In terms of launching a new company, Coventry stole the number seven spot on our list due to the impressive entrepreneurial network it has in place to foster young talent. Both of its universities work closely with local business forums to secure real experience for its graduates, commercial property rates are low at just £16 per square foot, and virtual office services are well below the UK average. Despite boasting a slightly higher cost of living, it’s also worth pointing out that Coventry maintains a very low crime rate for a city its size.
Meanwhile, for a city of almost 500,000, Liverpool offers a disproportionately low cost of living that should definitely be attracting would-be startup founders. Prime commercial real estate costs just £18.50 per square foot, with rampant availability. Meanwhile, accommodation prices are among the UK’s lowest – with the average two-bedroom property coming in at just £495 per month. Crime is relatively low, and childcare is below the UK average, too.
Where should I not start a business?
Unfortunately, not every city can be a winner in terms of commercial potential. Some of the UK’s cities are simply too small, whilst others lack adequate technological infrastructure to support a new generation of up-and-coming companies. Worse yet, some cities simply maintain a sky-high cost of living that bootstrapping entrepreneurs cannot afford. So, which UK cities should aspiring business leaders avoid?
The bottom of the barrel

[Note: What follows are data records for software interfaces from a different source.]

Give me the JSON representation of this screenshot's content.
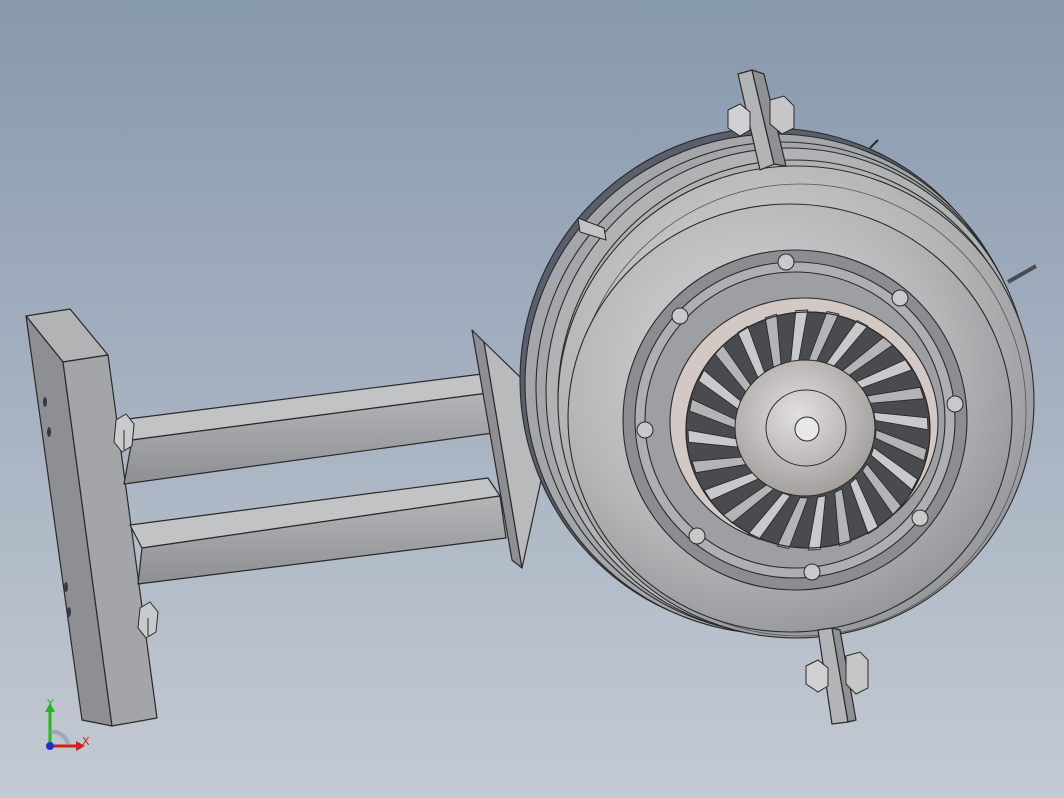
{
  "viewport": {
    "background_top": "#8799ad",
    "background_bottom": "#c4cad3"
  },
  "model": {
    "parts": [
      "mounting-plate",
      "support-arm",
      "mounting-bracket",
      "turbine-housing",
      "turbine-blades",
      "turbine-hub",
      "clamp-tab",
      "hex-bolt",
      "screw"
    ],
    "colors": {
      "body": "#b9b9bb",
      "dark_edge": "#2a2a2a",
      "plate": "#9c9ea0",
      "blade": "#c4c4c6"
    }
  },
  "triad": {
    "x_label": "X",
    "y_label": "Y",
    "x_color": "#d02020",
    "y_color": "#1fb81f",
    "z_color": "#2030c8"
  }
}
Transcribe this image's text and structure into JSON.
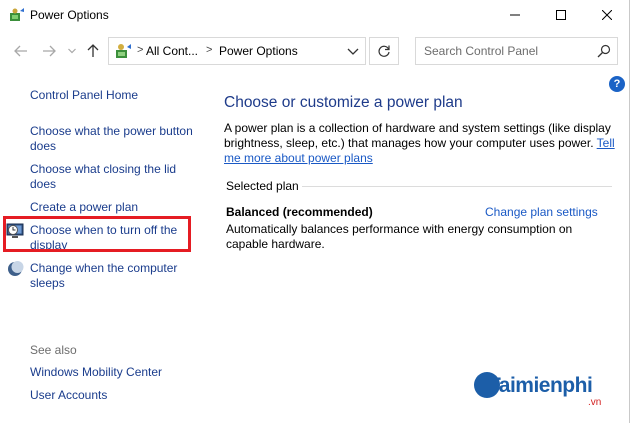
{
  "window": {
    "title": "Power Options"
  },
  "address": {
    "crumb_parent": "All Cont...",
    "crumb_current": "Power Options",
    "chevron": ">"
  },
  "search": {
    "placeholder": "Search Control Panel"
  },
  "help": {
    "label": "?"
  },
  "sidebar": {
    "home": "Control Panel Home",
    "items": [
      {
        "label": "Choose what the power button does"
      },
      {
        "label": "Choose what closing the lid does"
      },
      {
        "label": "Create a power plan"
      },
      {
        "label": "Choose when to turn off the display",
        "icon": "display-clock-icon",
        "highlighted": true
      },
      {
        "label": "Change when the computer sleeps",
        "icon": "moon-icon"
      }
    ],
    "see_also_label": "See also",
    "see_also": [
      {
        "label": "Windows Mobility Center"
      },
      {
        "label": "User Accounts"
      }
    ]
  },
  "main": {
    "heading": "Choose or customize a power plan",
    "description": "A power plan is a collection of hardware and system settings (like display brightness, sleep, etc.) that manages how your computer uses power.",
    "description_link": "Tell me more about power plans",
    "selected_plan_label": "Selected plan",
    "plan": {
      "name": "Balanced (recommended)",
      "change_link": "Change plan settings",
      "description": "Automatically balances performance with energy consumption on capable hardware."
    }
  },
  "watermark": {
    "brand": "Taimienphi",
    "suffix": ".vn"
  },
  "colors": {
    "link": "#1a3c8c",
    "heading": "#1e3b8a",
    "highlight_border": "#e51c23",
    "help": "#1b63c6"
  }
}
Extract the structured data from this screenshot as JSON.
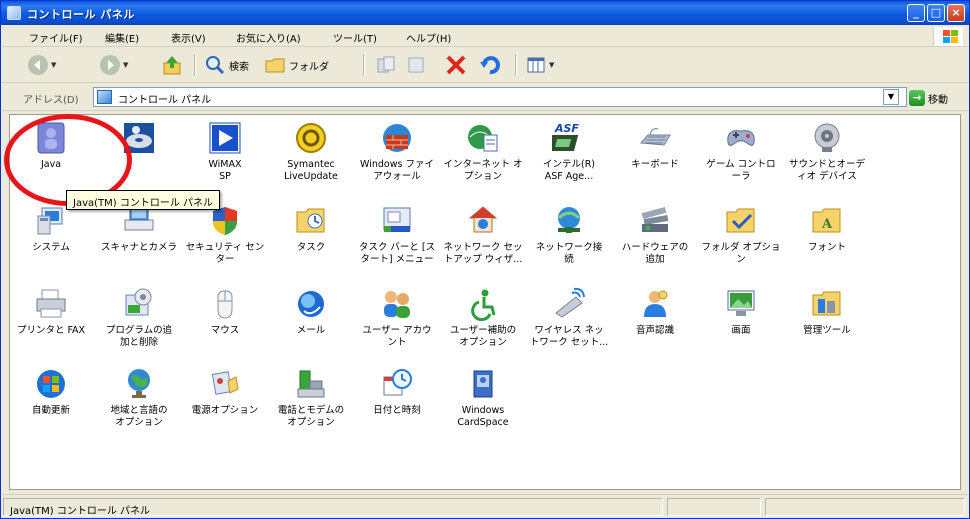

At the end of the day, one UK city has got to be named the country’s worst for starting a company. Thanks to a complete lack of business infrastructure, we’ve chosen Hereford as the absolute worst of the UK’s 69 cities in which to start a business.
In terms of commercial real estate, office space in Hereford is actually quite low at £12.10 per square foot; however, there just isn’t enough space to go around. Availability and selection are both poor. Moreover, virtual office prices are the UK’s most expensive after London and Edinburgh – yet without the benefit of choice and availability. Broadband speeds in the city are also slow at 9Mbps, and startups have limited access to region-specific grants.
Hereford isn’t alone. A vast majority of the UK’s small cathedral cities did not rank well as part of this study; however, there were a few surprises, too.
As the UK’s oil capital, many would expect Aberdeen to be one of the UK’s top destinations for new startups. But due to the city’s numerous industrial successes, the cost of starting and maintaining a company in Aberdeen has become simply untenable for many small business owners. That’s why it earned the number four spot on our list of places not to start a company in the UK – and is one of the worst in Scotland.
After London, Aberdeen offers the most expensive office space in the UK. It’s also the most expensive place to rent a two-bedroom home in Scotland, at an average £900 per month. Crime is relatively high in comparison to most Scottish cities, while the area’s average broadband speeds are surprisingly among the UK’s slowest.